Segment Open
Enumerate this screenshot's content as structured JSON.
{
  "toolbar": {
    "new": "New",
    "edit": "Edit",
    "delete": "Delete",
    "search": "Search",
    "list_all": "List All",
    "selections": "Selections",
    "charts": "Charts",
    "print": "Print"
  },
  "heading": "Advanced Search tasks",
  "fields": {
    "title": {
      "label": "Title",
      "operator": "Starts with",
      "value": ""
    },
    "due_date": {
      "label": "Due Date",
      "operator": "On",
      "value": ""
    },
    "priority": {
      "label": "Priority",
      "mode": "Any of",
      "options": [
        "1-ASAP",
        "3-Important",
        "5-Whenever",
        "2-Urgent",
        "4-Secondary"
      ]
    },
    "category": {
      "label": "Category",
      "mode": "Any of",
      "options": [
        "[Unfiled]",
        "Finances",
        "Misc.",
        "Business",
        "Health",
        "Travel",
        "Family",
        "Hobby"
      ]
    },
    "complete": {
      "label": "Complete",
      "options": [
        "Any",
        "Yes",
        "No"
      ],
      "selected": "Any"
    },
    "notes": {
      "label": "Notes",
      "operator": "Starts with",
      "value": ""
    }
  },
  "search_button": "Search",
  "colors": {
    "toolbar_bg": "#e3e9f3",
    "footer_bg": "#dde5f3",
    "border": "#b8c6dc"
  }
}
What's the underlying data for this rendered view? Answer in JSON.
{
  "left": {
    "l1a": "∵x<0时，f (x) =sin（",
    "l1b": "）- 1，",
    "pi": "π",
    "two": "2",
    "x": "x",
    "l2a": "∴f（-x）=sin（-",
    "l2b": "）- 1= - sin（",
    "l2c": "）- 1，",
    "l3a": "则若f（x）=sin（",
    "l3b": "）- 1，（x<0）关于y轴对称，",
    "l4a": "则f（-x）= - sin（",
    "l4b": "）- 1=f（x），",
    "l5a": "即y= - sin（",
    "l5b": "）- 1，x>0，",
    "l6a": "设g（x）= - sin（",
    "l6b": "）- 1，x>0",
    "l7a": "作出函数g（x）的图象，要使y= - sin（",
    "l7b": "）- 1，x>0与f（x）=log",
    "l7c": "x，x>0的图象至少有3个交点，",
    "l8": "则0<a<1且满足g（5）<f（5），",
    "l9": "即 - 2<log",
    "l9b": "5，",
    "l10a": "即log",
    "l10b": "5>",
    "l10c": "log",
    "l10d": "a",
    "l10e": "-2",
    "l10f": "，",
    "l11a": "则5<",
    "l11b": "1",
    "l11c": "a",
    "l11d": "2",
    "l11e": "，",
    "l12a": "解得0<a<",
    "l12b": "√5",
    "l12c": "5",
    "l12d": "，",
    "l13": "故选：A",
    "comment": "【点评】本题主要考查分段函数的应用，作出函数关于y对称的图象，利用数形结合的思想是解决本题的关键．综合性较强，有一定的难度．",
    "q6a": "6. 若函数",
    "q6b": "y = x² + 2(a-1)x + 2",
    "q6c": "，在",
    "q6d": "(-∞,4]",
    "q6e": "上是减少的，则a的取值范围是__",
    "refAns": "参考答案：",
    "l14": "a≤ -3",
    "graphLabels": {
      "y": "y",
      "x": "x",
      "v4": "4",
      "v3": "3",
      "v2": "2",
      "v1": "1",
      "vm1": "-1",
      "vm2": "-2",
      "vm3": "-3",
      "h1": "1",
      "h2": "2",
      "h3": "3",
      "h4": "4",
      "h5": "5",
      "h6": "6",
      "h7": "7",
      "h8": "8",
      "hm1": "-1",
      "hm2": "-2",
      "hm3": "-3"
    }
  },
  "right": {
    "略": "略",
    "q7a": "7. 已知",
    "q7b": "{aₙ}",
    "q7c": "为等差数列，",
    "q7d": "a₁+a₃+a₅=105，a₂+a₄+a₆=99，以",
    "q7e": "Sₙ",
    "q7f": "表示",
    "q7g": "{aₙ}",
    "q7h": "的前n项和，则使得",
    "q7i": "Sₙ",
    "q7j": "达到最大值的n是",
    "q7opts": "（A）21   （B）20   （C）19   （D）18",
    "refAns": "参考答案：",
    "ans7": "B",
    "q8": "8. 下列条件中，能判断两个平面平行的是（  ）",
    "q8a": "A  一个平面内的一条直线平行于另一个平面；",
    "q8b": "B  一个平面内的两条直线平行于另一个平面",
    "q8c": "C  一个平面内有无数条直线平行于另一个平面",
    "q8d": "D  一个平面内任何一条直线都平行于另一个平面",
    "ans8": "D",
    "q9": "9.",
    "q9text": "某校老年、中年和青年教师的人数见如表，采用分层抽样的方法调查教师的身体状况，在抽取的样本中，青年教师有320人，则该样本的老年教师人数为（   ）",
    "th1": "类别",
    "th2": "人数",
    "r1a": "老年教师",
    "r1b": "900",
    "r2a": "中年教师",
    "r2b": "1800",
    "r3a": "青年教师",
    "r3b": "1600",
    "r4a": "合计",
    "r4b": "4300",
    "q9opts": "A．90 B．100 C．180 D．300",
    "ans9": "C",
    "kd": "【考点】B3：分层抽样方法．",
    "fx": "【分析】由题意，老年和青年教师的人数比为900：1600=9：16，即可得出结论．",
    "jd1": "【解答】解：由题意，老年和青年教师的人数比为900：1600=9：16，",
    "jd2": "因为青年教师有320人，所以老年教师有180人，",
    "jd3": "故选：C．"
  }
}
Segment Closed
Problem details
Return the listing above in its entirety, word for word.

Your response
Enumerate this screenshot's content as structured JSON.
{
  "toolbar": {
    "new": "New",
    "edit": "Edit",
    "delete": "Delete",
    "search": "Search",
    "list_all": "List All",
    "selections": "Selections",
    "charts": "Charts",
    "print": "Print"
  },
  "heading": "Advanced Search tasks",
  "fields": {
    "title": {
      "label": "Title",
      "operator": "Starts with",
      "value": ""
    },
    "due_date": {
      "label": "Due Date",
      "operator": "On",
      "value": ""
    },
    "priority": {
      "label": "Priority",
      "mode": "Any of",
      "options": [
        "1-ASAP",
        "3-Important",
        "5-Whenever",
        "2-Urgent",
        "4-Secondary"
      ]
    },
    "category": {
      "label": "Category",
      "mode": "Any of",
      "options": [
        "[Unfiled]",
        "Finances",
        "Misc.",
        "Business",
        "Health",
        "Travel",
        "Family",
        "Hobby"
      ]
    },
    "complete": {
      "label": "Complete",
      "options": [
        "Any",
        "Yes",
        "No"
      ],
      "selected": "Any"
    },
    "notes": {
      "label": "Notes",
      "operator": "Starts with",
      "value": ""
    }
  },
  "search_button": "Search",
  "colors": {
    "toolbar_bg": "#e3e9f3",
    "footer_bg": "#dde5f3",
    "border": "#b8c6dc"
  }
}
What's the underlying data for this rendered view? Answer in JSON.
{
  "left": {
    "l1a": "∵x<0时，f (x) =sin（",
    "l1b": "）- 1，",
    "pi": "π",
    "two": "2",
    "x": "x",
    "l2a": "∴f（-x）=sin（-",
    "l2b": "）- 1= - sin（",
    "l2c": "）- 1，",
    "l3a": "则若f（x）=sin（",
    "l3b": "）- 1，（x<0）关于y轴对称，",
    "l4a": "则f（-x）= - sin（",
    "l4b": "）- 1=f（x），",
    "l5a": "即y= - sin（",
    "l5b": "）- 1，x>0，",
    "l6a": "设g（x）= - sin（",
    "l6b": "）- 1，x>0",
    "l7a": "作出函数g（x）的图象，要使y= - sin（",
    "l7b": "）- 1，x>0与f（x）=log",
    "l7c": "x，x>0的图象至少有3个交点，",
    "l8": "则0<a<1且满足g（5）<f（5），",
    "l9": "即 - 2<log",
    "l9b": "5，",
    "l10a": "即log",
    "l10b": "5>",
    "l10c": "log",
    "l10d": "a",
    "l10e": "-2",
    "l10f": "，",
    "l11a": "则5<",
    "l11b": "1",
    "l11c": "a",
    "l11d": "2",
    "l11e": "，",
    "l12a": "解得0<a<",
    "l12b": "√5",
    "l12c": "5",
    "l12d": "，",
    "l13": "故选：A",
    "comment": "【点评】本题主要考查分段函数的应用，作出函数关于y对称的图象，利用数形结合的思想是解决本题的关键．综合性较强，有一定的难度．",
    "q6a": "6. 若函数",
    "q6b": "y = x² + 2(a-1)x + 2",
    "q6c": "，在",
    "q6d": "(-∞,4]",
    "q6e": "上是减少的，则a的取值范围是__",
    "refAns": "参考答案：",
    "l14": "a≤ -3",
    "graphLabels": {
      "y": "y",
      "x": "x",
      "v4": "4",
      "v3": "3",
      "v2": "2",
      "v1": "1",
      "vm1": "-1",
      "vm2": "-2",
      "vm3": "-3",
      "h1": "1",
      "h2": "2",
      "h3": "3",
      "h4": "4",
      "h5": "5",
      "h6": "6",
      "h7": "7",
      "h8": "8",
      "hm1": "-1",
      "hm2": "-2",
      "hm3": "-3"
    }
  },
  "right": {
    "略": "略",
    "q7a": "7. 已知",
    "q7b": "{aₙ}",
    "q7c": "为等差数列，",
    "q7d": "a₁+a₃+a₅=105，a₂+a₄+a₆=99，以",
    "q7e": "Sₙ",
    "q7f": "表示",
    "q7g": "{aₙ}",
    "q7h": "的前n项和，则使得",
    "q7i": "Sₙ",
    "q7j": "达到最大值的n是",
    "q7opts": "（A）21   （B）20   （C）19   （D）18",
    "refAns": "参考答案：",
    "ans7": "B",
    "q8": "8. 下列条件中，能判断两个平面平行的是（  ）",
    "q8a": "A  一个平面内的一条直线平行于另一个平面；",
    "q8b": "B  一个平面内的两条直线平行于另一个平面",
    "q8c": "C  一个平面内有无数条直线平行于另一个平面",
    "q8d": "D  一个平面内任何一条直线都平行于另一个平面",
    "ans8": "D",
    "q9": "9.",
    "q9text": "某校老年、中年和青年教师的人数见如表，采用分层抽样的方法调查教师的身体状况，在抽取的样本中，青年教师有320人，则该样本的老年教师人数为（   ）",
    "th1": "类别",
    "th2": "人数",
    "r1a": "老年教师",
    "r1b": "900",
    "r2a": "中年教师",
    "r2b": "1800",
    "r3a": "青年教师",
    "r3b": "1600",
    "r4a": "合计",
    "r4b": "4300",
    "q9opts": "A．90 B．100 C．180 D．300",
    "ans9": "C",
    "kd": "【考点】B3：分层抽样方法．",
    "fx": "【分析】由题意，老年和青年教师的人数比为900：1600=9：16，即可得出结论．",
    "jd1": "【解答】解：由题意，老年和青年教师的人数比为900：1600=9：16，",
    "jd2": "因为青年教师有320人，所以老年教师有180人，",
    "jd3": "故选：C．"
  }
}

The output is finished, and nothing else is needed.